Task directions: An exact copy of every record is required.

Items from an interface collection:
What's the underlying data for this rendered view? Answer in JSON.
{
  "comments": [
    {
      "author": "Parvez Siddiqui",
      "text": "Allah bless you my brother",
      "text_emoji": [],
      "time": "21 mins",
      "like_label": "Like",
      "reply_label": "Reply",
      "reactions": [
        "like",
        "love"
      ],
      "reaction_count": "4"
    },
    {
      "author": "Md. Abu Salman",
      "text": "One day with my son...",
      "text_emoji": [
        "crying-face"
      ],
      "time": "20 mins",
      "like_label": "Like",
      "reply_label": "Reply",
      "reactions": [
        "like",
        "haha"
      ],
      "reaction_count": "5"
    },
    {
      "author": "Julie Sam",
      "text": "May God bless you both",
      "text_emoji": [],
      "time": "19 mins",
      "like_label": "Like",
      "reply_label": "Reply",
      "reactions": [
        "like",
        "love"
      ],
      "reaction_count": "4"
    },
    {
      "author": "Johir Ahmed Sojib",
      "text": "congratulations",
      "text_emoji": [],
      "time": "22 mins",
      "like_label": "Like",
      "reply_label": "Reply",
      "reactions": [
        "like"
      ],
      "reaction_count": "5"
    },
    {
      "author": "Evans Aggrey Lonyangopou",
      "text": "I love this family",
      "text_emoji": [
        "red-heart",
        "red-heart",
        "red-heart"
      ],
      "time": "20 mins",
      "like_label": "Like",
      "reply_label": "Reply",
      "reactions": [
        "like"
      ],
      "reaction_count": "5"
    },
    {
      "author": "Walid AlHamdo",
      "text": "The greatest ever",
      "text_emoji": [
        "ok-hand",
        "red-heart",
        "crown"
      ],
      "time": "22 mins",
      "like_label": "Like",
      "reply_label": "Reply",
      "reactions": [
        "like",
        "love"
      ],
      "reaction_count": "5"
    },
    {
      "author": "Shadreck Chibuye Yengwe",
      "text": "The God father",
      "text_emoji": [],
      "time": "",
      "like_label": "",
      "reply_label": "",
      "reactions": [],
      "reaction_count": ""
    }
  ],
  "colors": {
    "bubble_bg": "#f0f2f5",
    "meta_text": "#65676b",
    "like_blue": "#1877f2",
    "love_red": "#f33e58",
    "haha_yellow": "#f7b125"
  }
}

Task response:
What's the underlying data for this rendered view? Answer in JSON.
{
  "comments": [
    {
      "author": "Parvez Siddiqui",
      "text": "Allah bless you my brother",
      "text_emoji": [],
      "time": "21 mins",
      "like_label": "Like",
      "reply_label": "Reply",
      "reactions": [
        "like",
        "love"
      ],
      "reaction_count": "4"
    },
    {
      "author": "Md. Abu Salman",
      "text": "One day with my son...",
      "text_emoji": [
        "crying-face"
      ],
      "time": "20 mins",
      "like_label": "Like",
      "reply_label": "Reply",
      "reactions": [
        "like",
        "haha"
      ],
      "reaction_count": "5"
    },
    {
      "author": "Julie Sam",
      "text": "May God bless you both",
      "text_emoji": [],
      "time": "19 mins",
      "like_label": "Like",
      "reply_label": "Reply",
      "reactions": [
        "like",
        "love"
      ],
      "reaction_count": "4"
    },
    {
      "author": "Johir Ahmed Sojib",
      "text": "congratulations",
      "text_emoji": [],
      "time": "22 mins",
      "like_label": "Like",
      "reply_label": "Reply",
      "reactions": [
        "like"
      ],
      "reaction_count": "5"
    },
    {
      "author": "Evans Aggrey Lonyangopou",
      "text": "I love this family",
      "text_emoji": [
        "red-heart",
        "red-heart",
        "red-heart"
      ],
      "time": "20 mins",
      "like_label": "Like",
      "reply_label": "Reply",
      "reactions": [
        "like"
      ],
      "reaction_count": "5"
    },
    {
      "author": "Walid AlHamdo",
      "text": "The greatest ever",
      "text_emoji": [
        "ok-hand",
        "red-heart",
        "crown"
      ],
      "time": "22 mins",
      "like_label": "Like",
      "reply_label": "Reply",
      "reactions": [
        "like",
        "love"
      ],
      "reaction_count": "5"
    },
    {
      "author": "Shadreck Chibuye Yengwe",
      "text": "The God father",
      "text_emoji": [],
      "time": "",
      "like_label": "",
      "reply_label": "",
      "reactions": [],
      "reaction_count": ""
    }
  ],
  "colors": {
    "bubble_bg": "#f0f2f5",
    "meta_text": "#65676b",
    "like_blue": "#1877f2",
    "love_red": "#f33e58",
    "haha_yellow": "#f7b125"
  }
}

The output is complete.